Recorded data
►
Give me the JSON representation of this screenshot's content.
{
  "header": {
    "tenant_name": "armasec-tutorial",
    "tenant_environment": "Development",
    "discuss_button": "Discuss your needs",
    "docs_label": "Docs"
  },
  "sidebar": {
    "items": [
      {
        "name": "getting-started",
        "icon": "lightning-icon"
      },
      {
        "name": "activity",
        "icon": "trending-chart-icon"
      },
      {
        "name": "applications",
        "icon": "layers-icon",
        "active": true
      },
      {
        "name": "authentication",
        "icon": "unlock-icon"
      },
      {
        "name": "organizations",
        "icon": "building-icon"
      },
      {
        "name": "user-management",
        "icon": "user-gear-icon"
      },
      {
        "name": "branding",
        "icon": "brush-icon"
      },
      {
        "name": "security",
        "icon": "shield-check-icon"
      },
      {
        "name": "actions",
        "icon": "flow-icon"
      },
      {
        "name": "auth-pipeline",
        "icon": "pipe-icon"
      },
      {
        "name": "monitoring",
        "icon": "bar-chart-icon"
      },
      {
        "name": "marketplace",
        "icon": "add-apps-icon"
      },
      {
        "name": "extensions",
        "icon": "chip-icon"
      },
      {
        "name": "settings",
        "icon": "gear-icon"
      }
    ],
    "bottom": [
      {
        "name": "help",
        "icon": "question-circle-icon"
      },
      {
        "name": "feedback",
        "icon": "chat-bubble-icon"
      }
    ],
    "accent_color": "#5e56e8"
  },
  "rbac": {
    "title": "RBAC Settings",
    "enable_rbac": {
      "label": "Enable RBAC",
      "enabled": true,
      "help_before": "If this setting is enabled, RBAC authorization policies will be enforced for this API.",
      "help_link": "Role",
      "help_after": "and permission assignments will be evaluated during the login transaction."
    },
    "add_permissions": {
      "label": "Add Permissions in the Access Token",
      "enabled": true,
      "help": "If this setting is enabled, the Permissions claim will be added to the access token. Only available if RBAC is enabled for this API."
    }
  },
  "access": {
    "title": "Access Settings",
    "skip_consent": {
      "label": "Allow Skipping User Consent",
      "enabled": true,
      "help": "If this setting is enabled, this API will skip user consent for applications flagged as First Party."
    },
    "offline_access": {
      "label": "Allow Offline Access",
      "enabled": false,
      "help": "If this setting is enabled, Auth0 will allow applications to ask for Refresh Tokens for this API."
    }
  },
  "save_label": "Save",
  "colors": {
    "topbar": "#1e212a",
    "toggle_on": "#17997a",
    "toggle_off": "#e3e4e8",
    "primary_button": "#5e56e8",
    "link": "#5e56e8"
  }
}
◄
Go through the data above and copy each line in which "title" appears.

## Task answer
    "title": "RBAC Settings",
    "title": "Access Settings",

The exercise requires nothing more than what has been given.